An advisory board for the Catholic church will meet tonight to discuss sexual abuse allegations against a local priest and his future with the church, Juneau Diocese officials said.
The Review Board for the Protection of Children and Young People of the Diocese of Juneau, a lay committee set up to investigate sexual abuse allegations within the church, will look at accusations leveled in November against the Rev. Michael Nash of downtown's Cathedral of the Nativity.
Nash, who voluntarily stepped aside from his position at the cathedral when allegations surfaced, is accused of molesting former parishioner Joel Post in the early 1980s. Post alleged he was abused by Nash from age 11 to 15 while on church youth group trips with the priest, according to a letter Post wrote to Bishop Michael Warfel, head of the diocese.
Nash and his attorney, Louis Menendez, have maintained the allegations are false. No criminal charges have been filed. Police and Warfel declined comment on whether any other allegations have been made.
After discussing the allegations, the church review board will recommend to the diocese whether Nash should remain a priest or be defrocked, said Warfel. He did not know when the group would make its recommendation.
"The meeting is confidential, although it's not a big secret we're having one - I thought it was," Warfel said. "Obviously, when the group reaches its decision we will make a statement. I don't know how you would not issue a resolution to such allegations. ... People need to know how it's resolved."
Menendez and canonical attorney Thomas Brundage of Milwaukee, Wis., will represent Nash at the meeting tonight. Menendez and Warfel declined comment on details of tonight's agenda. Brundage was en route to Juneau and could not be reached for comment. Post also could not be reached for comment.
Warfel said if the group finds no evidence to support the allegations, Nash may be moved to another diocese because, "a lot of harm has already been done here, even if he is cleared of all accusations."
If the group finds enough evidence to recommend Nash be defrocked, the recommendation will go to the Vatican, which makes the final decision, Warfel said. Nash also could choose to leave the priesthood on his own, Warfel said.
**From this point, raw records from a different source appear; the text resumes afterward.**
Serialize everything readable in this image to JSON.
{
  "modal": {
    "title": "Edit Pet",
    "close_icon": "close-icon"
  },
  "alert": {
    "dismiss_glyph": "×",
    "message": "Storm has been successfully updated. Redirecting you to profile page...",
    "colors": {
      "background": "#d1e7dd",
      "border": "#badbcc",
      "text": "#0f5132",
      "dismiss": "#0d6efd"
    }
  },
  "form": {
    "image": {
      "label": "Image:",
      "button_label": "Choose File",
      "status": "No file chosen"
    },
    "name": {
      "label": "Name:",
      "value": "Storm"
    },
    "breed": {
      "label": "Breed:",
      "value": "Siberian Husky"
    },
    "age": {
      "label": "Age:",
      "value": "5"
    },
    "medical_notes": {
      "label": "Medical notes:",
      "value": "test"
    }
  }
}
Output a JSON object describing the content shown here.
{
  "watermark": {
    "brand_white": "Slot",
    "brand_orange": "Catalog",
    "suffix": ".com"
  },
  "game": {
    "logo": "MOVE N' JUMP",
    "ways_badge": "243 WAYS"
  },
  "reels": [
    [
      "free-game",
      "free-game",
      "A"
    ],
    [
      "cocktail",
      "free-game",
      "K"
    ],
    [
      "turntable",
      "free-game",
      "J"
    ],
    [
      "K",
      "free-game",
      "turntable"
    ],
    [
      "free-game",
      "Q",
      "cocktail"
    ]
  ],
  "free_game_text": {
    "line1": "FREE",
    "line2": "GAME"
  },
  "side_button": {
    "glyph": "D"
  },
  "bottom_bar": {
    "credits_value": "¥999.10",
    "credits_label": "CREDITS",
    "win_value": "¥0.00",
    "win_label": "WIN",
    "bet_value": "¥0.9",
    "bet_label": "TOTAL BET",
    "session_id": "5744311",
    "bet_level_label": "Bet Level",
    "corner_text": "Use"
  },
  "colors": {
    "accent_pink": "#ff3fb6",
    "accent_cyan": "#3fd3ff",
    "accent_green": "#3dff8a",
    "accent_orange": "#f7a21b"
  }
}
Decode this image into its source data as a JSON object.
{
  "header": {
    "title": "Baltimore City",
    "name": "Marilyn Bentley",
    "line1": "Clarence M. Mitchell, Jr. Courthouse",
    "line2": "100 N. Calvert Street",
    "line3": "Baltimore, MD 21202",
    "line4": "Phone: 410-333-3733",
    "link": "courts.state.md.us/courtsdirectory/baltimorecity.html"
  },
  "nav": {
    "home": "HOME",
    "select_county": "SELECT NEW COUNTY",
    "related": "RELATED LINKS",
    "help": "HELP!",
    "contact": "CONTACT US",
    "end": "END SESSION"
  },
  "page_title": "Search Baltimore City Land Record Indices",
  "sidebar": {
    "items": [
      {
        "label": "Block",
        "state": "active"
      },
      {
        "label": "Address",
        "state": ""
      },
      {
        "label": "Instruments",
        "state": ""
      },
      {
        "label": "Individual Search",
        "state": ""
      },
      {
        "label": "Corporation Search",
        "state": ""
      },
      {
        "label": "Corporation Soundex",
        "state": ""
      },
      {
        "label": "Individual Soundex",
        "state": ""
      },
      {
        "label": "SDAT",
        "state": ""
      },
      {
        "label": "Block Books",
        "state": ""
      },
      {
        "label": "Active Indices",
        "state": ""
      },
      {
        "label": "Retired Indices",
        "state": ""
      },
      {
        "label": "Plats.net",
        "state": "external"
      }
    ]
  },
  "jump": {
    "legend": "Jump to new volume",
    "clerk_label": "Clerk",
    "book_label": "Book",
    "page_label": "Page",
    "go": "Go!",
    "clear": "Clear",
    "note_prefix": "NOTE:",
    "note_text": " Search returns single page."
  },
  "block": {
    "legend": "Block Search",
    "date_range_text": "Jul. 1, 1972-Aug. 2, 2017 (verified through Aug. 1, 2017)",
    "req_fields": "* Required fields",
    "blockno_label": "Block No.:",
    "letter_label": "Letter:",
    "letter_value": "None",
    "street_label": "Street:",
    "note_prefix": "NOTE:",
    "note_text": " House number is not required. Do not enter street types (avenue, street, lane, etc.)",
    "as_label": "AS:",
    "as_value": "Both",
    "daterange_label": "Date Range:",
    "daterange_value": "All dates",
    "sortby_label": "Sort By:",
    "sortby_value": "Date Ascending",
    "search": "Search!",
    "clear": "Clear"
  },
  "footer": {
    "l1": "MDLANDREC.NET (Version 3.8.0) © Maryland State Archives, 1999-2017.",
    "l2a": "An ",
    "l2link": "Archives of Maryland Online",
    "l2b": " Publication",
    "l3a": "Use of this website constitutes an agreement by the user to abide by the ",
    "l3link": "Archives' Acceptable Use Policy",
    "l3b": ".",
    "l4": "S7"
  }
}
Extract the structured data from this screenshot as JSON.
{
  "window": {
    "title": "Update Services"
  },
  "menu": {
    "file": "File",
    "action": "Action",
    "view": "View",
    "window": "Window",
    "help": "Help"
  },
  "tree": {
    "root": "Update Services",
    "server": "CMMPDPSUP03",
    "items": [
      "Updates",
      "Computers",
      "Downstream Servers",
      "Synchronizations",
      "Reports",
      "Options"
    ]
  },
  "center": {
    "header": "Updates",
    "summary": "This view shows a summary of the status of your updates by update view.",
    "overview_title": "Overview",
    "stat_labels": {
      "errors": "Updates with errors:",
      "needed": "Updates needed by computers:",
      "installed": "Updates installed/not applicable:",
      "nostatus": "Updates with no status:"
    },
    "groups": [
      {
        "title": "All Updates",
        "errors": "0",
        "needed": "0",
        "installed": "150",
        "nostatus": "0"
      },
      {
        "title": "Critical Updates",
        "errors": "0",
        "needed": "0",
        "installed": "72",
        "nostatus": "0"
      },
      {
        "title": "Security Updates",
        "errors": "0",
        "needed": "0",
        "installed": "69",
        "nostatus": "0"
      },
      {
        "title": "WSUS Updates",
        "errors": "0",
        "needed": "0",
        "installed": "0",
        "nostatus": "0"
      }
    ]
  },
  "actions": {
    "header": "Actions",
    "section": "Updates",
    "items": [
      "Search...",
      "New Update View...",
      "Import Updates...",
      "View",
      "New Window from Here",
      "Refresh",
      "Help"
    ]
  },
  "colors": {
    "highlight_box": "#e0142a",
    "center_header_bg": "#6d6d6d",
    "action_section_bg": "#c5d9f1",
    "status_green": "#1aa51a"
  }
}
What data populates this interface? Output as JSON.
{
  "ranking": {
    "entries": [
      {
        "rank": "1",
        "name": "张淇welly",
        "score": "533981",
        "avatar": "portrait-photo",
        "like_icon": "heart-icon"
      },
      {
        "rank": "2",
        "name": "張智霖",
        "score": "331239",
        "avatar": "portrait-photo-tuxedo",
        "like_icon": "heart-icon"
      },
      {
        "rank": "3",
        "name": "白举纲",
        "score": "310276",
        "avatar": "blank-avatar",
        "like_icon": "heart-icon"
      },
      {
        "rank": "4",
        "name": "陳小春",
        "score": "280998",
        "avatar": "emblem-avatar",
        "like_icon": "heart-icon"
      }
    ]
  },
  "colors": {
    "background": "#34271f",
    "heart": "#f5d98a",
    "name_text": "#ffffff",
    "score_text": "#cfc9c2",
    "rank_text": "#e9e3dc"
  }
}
"I'm sure we'll have to give some indication of 'why' if the group finds the accusations are credible, but I don't think people would benefit from hearing all the particulars," Warfel said. "They won't get a verbatim account. I don't think anyone would read a verbatim account."
If police produce evidence to substantiate Post's claims, Nash can't face state criminal charges. State prosecutors said the alleged crime falls outside the statute of limitations.
Former District Attorney Sue McLean said when a crime is committed and not reported for several years, the law at the time the alleged crime was committed is the law used by prosecutors.
The last year of the alleged abuse, according to Post, was 1982. That year, the statute of limitations on sexual abuse of a minor from that year extended out about five years, said District Attorney Rick Svobodny. Since then the limitation has been lengthened to about 10 years for sexual abuse cases, Svobodny said.
Melanie Plenda can be reached firstname.lastname@example.org.